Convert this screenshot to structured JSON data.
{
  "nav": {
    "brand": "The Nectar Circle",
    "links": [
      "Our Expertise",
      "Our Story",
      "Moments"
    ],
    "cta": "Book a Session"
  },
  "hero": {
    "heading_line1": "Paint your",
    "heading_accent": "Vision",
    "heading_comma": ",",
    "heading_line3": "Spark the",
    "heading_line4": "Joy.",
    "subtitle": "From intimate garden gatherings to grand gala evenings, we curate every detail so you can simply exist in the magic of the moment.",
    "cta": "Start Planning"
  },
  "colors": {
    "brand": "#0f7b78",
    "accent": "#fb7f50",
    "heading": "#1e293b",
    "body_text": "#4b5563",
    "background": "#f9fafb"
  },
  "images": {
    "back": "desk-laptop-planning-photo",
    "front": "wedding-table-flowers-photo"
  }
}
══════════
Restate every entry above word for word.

Convert this screenshot to structured JSON data.
{
  "nav": {
    "brand": "The Nectar Circle",
    "links": [
      "Our Expertise",
      "Our Story",
      "Moments"
    ],
    "cta": "Book a Session"
  },
  "hero": {
    "heading_line1": "Paint your",
    "heading_accent": "Vision",
    "heading_comma": ",",
    "heading_line3": "Spark the",
    "heading_line4": "Joy.",
    "subtitle": "From intimate garden gatherings to grand gala evenings, we curate every detail so you can simply exist in the magic of the moment.",
    "cta": "Start Planning"
  },
  "colors": {
    "brand": "#0f7b78",
    "accent": "#fb7f50",
    "heading": "#1e293b",
    "body_text": "#4b5563",
    "background": "#f9fafb"
  },
  "images": {
    "back": "desk-laptop-planning-photo",
    "front": "wedding-table-flowers-photo"
  }
}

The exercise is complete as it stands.